_EXERCISE AIM_. Among the records below, which lines contain the string "subtitle"? Report them.

_Stored items_.
———

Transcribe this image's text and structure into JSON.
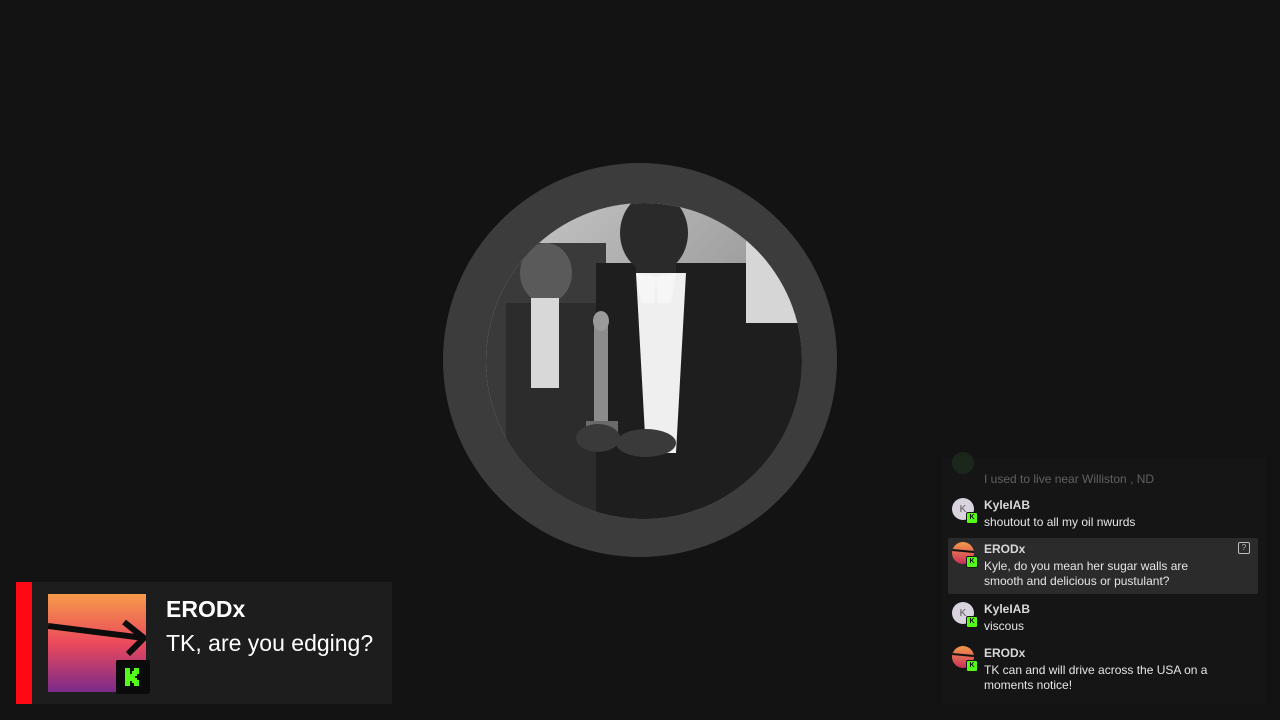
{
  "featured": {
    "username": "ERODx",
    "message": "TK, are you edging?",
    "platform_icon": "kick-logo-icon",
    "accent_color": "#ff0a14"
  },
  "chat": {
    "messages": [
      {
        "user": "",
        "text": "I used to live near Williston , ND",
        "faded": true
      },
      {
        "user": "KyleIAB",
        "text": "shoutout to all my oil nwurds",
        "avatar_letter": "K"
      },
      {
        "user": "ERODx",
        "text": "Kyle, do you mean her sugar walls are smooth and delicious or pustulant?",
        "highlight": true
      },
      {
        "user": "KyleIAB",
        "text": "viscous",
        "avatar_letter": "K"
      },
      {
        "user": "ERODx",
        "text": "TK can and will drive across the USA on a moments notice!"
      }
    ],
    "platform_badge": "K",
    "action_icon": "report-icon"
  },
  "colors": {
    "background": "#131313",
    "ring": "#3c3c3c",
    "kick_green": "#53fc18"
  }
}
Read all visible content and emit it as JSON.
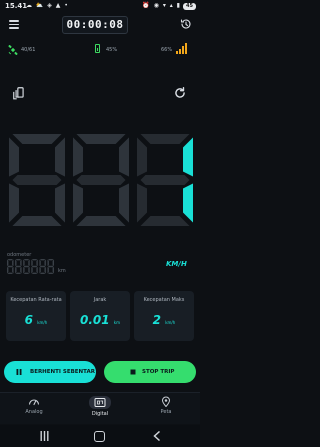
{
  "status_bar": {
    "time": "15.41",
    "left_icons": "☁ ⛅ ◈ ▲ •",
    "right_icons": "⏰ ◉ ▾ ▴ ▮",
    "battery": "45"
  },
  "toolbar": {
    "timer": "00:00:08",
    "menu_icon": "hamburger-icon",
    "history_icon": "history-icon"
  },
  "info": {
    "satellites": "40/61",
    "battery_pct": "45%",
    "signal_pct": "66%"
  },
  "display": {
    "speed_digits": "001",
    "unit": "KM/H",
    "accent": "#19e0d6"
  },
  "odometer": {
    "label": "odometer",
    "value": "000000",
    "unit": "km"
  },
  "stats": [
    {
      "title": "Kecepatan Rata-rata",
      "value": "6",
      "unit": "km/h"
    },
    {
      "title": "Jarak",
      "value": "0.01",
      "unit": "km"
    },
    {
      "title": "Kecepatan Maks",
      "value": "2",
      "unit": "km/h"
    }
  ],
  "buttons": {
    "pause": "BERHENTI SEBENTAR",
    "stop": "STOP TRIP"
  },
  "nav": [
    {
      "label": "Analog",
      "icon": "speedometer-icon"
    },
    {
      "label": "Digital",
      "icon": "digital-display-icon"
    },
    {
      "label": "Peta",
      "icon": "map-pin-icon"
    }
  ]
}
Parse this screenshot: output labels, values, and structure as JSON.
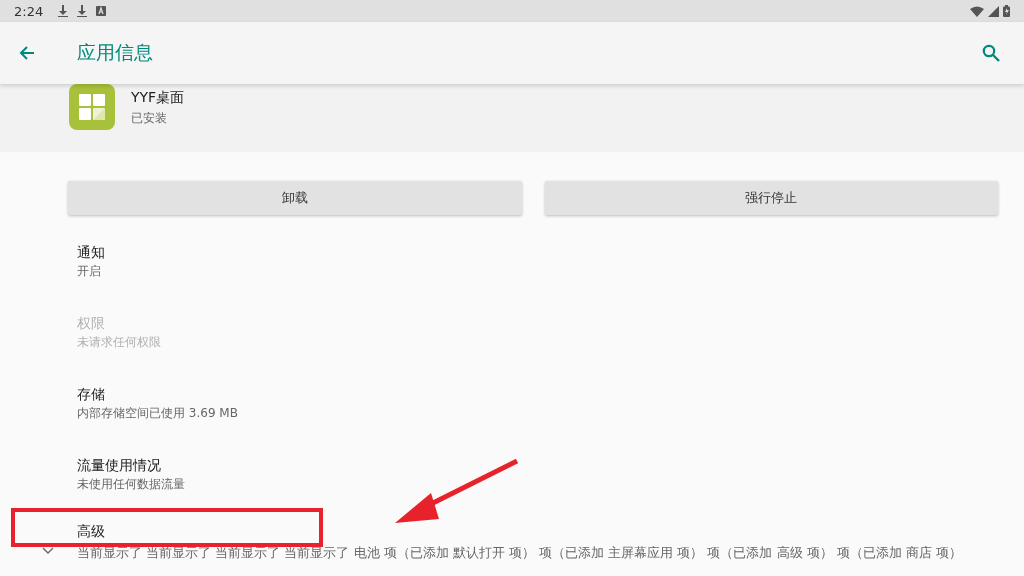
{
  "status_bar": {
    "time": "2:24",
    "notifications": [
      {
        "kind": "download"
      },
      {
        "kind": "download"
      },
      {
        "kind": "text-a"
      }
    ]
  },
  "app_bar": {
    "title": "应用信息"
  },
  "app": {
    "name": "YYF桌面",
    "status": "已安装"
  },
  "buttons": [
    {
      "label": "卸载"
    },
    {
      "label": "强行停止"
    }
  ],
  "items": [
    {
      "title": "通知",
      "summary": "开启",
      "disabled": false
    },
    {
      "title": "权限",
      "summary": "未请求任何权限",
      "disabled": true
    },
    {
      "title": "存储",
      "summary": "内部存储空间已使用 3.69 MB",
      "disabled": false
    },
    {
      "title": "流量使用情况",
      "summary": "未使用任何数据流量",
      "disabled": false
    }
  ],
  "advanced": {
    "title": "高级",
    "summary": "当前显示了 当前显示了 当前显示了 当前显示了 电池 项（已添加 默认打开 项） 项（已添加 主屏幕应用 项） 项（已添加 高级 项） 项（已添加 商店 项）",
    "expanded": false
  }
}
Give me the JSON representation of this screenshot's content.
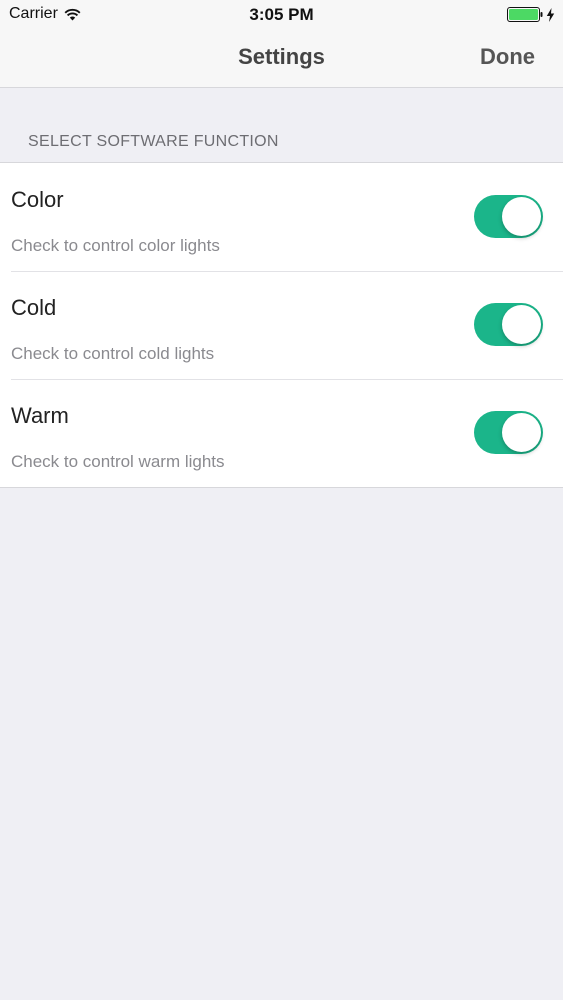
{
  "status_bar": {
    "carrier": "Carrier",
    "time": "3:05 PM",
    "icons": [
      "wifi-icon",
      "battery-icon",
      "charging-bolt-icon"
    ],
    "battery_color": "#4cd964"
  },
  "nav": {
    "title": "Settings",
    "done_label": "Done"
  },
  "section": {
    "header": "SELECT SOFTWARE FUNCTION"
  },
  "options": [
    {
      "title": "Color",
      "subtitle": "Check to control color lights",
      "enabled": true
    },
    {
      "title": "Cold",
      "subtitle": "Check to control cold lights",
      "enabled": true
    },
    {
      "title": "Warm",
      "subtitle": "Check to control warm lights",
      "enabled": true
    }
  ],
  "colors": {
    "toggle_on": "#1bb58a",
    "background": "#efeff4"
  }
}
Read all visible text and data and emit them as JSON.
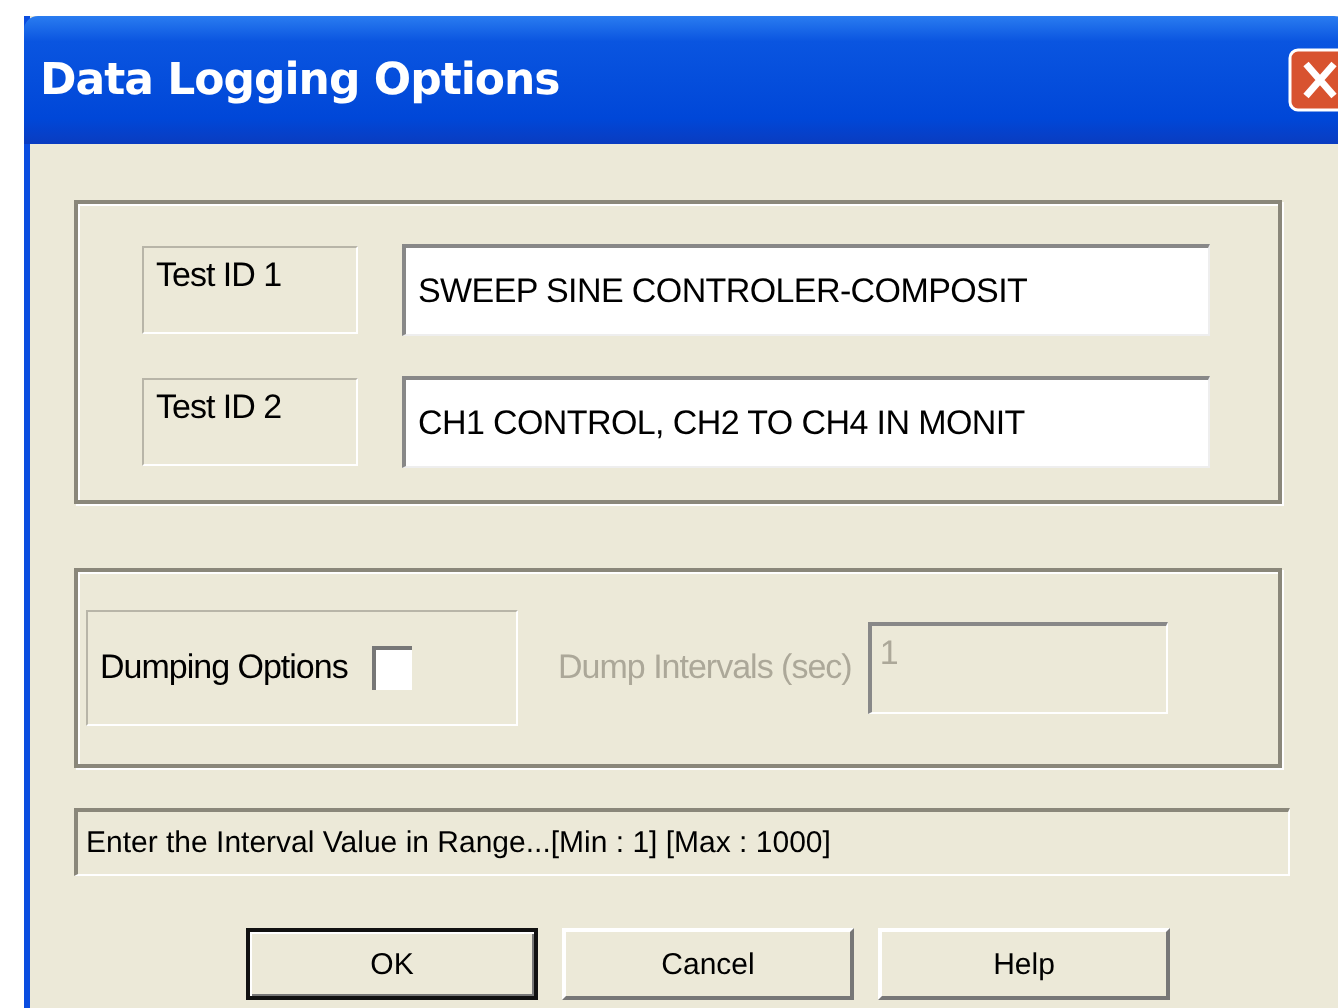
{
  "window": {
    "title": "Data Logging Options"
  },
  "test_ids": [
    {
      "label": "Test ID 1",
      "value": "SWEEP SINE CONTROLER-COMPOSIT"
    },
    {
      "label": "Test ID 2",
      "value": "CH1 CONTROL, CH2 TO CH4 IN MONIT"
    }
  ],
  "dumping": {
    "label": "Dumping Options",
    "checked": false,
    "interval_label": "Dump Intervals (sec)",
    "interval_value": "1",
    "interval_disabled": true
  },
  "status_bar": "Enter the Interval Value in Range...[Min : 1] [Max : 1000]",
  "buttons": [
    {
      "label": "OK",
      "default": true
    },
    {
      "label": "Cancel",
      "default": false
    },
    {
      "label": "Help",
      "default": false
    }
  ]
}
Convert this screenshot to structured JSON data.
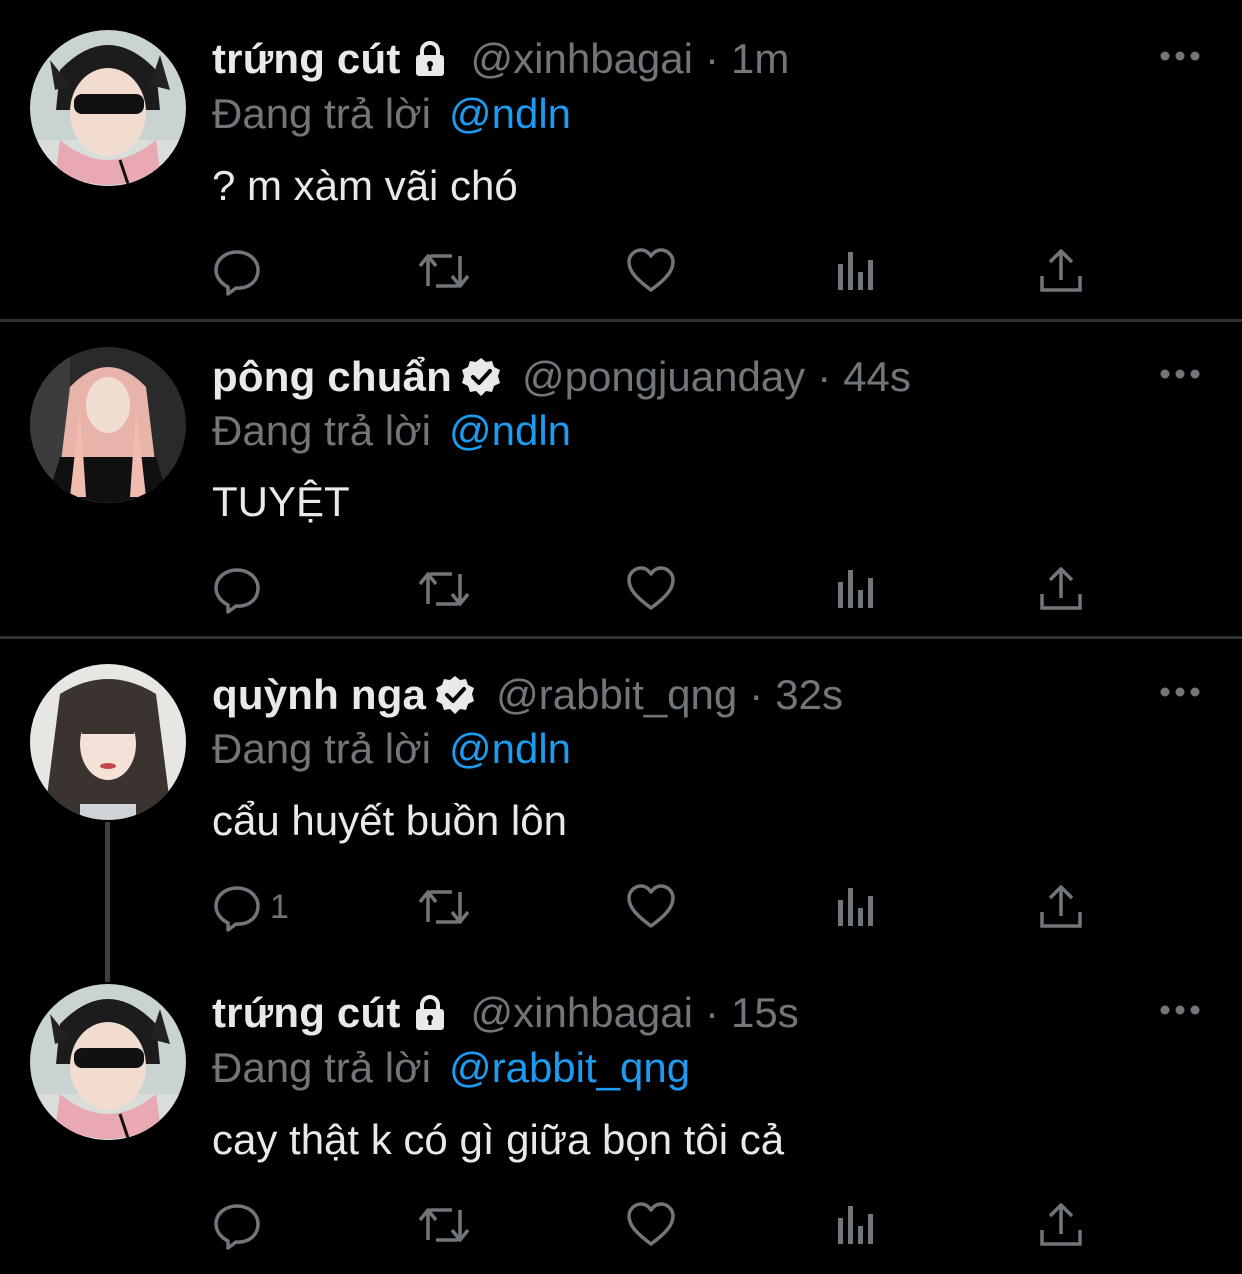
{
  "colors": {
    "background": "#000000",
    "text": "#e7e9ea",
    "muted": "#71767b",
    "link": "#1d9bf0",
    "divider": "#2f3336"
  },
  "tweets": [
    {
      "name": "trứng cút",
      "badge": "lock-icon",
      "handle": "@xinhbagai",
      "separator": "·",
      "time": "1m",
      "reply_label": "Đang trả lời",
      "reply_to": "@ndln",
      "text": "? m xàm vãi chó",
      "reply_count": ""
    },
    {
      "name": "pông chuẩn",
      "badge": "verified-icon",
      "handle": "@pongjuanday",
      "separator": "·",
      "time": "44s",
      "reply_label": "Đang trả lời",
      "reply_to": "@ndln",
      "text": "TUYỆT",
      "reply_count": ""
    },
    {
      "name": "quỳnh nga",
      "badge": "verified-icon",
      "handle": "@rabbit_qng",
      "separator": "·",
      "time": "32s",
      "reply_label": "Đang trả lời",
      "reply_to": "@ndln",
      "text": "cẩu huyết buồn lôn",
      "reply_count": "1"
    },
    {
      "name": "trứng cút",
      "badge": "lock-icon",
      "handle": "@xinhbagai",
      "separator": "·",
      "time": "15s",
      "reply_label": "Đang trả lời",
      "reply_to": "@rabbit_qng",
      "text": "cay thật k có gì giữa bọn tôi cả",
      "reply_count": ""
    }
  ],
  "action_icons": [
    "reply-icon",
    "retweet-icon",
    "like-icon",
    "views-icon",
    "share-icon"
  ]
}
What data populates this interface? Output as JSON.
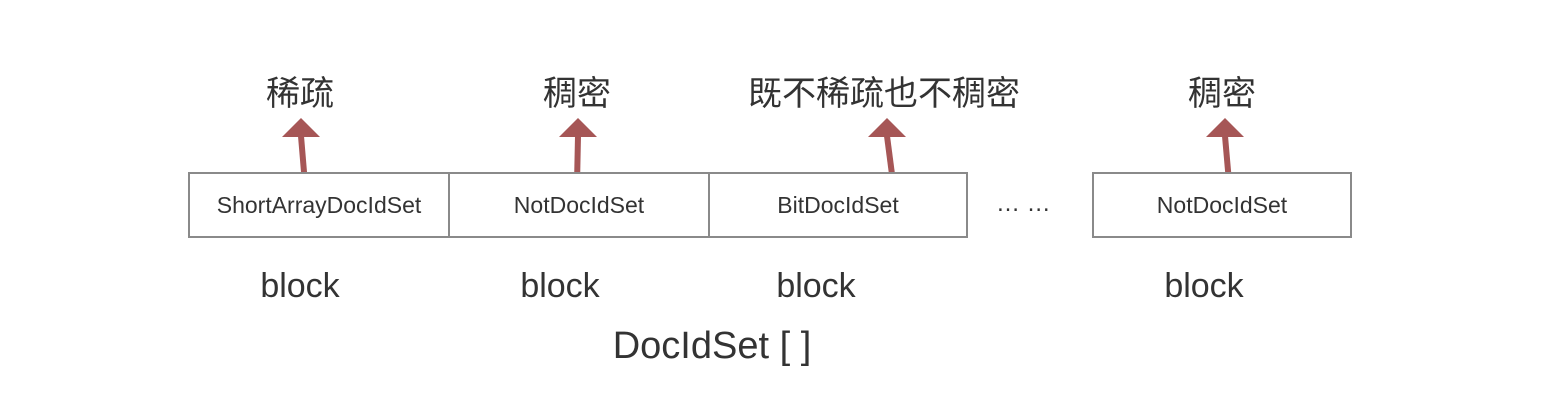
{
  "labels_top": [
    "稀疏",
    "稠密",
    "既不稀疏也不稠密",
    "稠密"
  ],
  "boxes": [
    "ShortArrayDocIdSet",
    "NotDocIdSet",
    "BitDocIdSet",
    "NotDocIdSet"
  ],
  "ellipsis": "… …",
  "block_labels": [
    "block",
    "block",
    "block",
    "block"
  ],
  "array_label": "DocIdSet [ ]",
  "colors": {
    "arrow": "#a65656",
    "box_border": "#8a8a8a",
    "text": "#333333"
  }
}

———

_ANSWER TO THE PROBLEM_.
      "subtitle": "Check to control color lights",
      "subtitle": "Check to control cold lights",
      "subtitle": "Check to control warm lights",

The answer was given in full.